    The .375 has some truly legendary ballistics. DT was able to repeatedly replicate the 3,080-yard shot that those 2 Australian snipers did with a .50 BMG, using a .375 HTI. I personally welcome any group who doesn’t want to compromise on long range performance just because of prior military usage.

  • FOC Ewe

    The HTI is convertable to .338LM? Since when?

    • Havok

      It isn’t.

  • micmac80

    .375 CT is just about the best caliber for ELR shooting , a smart choice if you are going outside nato standard calibers anyway.For Anti vehicular use good thing is you are mostly using lathe turned solid bullets so its armor piercing potential is considerably . But it will be interesting if they field any special AP ammo

    • Mrninjatoes

      300 Norma Mag is better.

  • Vhyrus

    Maybe they’ll have enough money to ship the MDR now….

    • Zachary marrs

      Lol, no. This will just give them an excuse to push the release date back even longer

    • None

      They’ll be too busy filling this order and the MDR will never come out.
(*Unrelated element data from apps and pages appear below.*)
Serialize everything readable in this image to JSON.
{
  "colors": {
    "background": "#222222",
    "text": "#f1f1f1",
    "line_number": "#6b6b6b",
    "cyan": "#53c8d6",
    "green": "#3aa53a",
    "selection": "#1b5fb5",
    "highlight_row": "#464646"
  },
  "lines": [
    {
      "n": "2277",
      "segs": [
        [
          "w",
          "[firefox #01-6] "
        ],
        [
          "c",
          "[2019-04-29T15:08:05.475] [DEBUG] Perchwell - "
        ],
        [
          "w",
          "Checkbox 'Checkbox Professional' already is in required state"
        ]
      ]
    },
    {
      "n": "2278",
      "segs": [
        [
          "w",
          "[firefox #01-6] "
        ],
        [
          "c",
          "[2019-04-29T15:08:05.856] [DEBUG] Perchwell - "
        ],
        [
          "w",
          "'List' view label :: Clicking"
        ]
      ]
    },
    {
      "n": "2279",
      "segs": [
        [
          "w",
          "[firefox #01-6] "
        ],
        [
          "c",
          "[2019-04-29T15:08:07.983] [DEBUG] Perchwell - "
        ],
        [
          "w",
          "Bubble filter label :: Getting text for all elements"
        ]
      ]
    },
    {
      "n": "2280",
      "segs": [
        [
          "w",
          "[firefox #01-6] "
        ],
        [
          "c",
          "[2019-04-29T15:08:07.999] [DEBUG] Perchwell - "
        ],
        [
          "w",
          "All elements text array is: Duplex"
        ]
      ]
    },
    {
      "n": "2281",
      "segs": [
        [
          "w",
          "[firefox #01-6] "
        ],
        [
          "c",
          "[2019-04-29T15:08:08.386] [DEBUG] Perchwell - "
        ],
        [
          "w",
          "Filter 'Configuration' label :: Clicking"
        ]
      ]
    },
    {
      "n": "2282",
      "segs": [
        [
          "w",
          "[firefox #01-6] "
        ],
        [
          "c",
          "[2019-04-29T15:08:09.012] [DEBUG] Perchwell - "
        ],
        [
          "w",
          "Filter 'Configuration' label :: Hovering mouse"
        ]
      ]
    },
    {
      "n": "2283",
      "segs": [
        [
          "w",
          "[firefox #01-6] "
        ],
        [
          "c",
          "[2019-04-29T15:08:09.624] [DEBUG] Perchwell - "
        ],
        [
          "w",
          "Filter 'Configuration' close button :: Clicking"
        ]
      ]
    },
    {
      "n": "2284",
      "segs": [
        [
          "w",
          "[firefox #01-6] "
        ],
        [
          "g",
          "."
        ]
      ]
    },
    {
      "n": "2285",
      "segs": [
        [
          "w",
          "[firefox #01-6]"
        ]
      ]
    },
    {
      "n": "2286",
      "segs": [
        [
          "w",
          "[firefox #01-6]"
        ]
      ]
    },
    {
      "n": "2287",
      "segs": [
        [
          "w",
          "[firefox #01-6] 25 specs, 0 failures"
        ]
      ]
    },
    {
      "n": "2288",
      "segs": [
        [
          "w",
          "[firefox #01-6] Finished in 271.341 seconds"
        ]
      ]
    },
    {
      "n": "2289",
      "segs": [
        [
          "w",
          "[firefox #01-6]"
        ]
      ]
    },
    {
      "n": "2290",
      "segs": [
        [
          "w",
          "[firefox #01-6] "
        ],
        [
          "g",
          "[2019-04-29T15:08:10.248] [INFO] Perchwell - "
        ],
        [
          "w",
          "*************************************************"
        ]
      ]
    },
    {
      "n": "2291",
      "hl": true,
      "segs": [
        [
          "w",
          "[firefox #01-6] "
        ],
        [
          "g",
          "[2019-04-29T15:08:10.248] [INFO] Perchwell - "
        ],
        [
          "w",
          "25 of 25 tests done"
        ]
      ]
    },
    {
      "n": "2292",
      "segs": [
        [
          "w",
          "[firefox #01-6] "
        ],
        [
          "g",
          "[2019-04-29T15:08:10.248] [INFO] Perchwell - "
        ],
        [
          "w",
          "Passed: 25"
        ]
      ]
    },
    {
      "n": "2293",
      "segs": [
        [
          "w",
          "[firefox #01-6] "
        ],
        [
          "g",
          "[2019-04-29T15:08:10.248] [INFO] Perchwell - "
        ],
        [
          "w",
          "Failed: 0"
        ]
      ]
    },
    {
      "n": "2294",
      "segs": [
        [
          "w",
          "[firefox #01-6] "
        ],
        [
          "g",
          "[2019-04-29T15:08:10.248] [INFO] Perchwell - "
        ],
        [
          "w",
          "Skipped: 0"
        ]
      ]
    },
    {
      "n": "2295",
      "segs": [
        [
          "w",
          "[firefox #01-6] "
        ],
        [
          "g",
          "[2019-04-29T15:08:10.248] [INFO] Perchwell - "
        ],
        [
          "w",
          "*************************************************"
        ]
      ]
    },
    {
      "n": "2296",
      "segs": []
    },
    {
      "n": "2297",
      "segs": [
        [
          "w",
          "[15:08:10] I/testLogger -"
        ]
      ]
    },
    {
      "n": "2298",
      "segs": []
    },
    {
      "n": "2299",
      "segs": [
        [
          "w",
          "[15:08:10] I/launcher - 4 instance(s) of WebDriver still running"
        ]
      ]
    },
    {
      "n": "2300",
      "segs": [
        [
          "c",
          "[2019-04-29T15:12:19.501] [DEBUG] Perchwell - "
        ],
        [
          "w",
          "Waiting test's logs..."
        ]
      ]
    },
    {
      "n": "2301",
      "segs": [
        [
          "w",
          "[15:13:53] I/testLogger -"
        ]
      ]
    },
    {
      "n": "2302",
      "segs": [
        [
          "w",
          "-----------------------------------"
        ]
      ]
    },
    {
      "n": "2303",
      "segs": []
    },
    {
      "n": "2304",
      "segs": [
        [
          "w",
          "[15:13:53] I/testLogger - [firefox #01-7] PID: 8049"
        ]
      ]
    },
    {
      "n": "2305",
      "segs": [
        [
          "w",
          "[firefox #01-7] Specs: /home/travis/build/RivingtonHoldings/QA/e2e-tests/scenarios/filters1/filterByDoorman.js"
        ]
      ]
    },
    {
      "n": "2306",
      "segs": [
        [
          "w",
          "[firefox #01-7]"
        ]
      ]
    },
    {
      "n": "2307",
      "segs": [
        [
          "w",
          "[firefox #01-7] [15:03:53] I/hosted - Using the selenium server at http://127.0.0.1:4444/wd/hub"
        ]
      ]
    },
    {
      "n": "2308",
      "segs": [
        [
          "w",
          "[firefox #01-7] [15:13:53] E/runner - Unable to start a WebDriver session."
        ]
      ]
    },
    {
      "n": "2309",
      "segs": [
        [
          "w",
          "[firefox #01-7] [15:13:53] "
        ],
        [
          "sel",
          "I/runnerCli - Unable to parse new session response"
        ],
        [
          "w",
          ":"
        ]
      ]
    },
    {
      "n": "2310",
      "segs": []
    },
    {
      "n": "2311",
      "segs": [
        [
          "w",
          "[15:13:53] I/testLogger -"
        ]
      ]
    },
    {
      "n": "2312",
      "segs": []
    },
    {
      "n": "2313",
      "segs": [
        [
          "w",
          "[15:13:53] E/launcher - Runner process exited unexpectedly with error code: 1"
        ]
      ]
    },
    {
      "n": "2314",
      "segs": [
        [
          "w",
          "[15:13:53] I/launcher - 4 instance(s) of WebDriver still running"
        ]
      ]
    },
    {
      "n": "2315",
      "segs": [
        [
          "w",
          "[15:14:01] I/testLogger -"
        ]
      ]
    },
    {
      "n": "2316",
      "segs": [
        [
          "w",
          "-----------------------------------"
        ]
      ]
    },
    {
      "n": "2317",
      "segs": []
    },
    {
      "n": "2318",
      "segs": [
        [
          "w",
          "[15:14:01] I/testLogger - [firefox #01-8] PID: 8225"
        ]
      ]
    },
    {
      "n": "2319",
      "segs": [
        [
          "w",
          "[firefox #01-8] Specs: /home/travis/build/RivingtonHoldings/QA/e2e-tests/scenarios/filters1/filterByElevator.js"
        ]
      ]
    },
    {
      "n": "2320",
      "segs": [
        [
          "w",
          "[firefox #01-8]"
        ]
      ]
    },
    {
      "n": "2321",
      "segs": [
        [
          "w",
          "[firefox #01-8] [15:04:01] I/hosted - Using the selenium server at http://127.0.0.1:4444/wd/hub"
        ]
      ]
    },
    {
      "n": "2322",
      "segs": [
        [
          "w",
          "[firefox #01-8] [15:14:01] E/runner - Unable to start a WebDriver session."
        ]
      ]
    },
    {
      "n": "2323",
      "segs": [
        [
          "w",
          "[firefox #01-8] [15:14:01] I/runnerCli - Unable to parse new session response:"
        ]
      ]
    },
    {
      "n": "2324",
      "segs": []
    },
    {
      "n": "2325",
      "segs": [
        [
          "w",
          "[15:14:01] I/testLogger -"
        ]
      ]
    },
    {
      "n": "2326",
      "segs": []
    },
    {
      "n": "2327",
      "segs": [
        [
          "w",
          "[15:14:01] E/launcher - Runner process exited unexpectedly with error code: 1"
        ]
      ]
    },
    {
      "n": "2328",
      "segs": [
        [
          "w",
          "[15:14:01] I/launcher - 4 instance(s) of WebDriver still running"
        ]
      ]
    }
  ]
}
Companies drop everything for big orders.

  • Flounder

    Miles, go compare the ballistics of .375 cheytac to 338 lapua and i think you will immediately understand why they chose it. It shoots flatter and stays supersonic longer than the 408 cheytac.

    It is literally a mile better than 338 lapua.

    • Mrninjatoes

      They should have gone with 300 Norma Mag.

  • Brandon Davis

    Yeah, no… .37CT outperforms even .338LM Improved, staying supersonic quite a ways longer. That’s why it’s still the king of the hill for ELR shooting. The only significant advantage .50BMG has over it is use of payload rounds like Mk211. There’s just not a comparable .375 bullet with those features. So chances are the .50BMGs are intended for HTI missions while .375CT for anti-personnel at distance.

    • Mrninjatoes

      And 300 Norma crushes 338 Lapua and all the CheyTacs. CheyTac…lol What is this 2001? The MIL looked at the CheyTacs and is not interested. Unless you want to be like ol’ Bob Lee Swagger….get a 300 NM.

  • Vitor Roma

    Great choice with the .375. I find the .338lm kinda underwhelming since it doesn’t allow 300gr bullets to perform their best.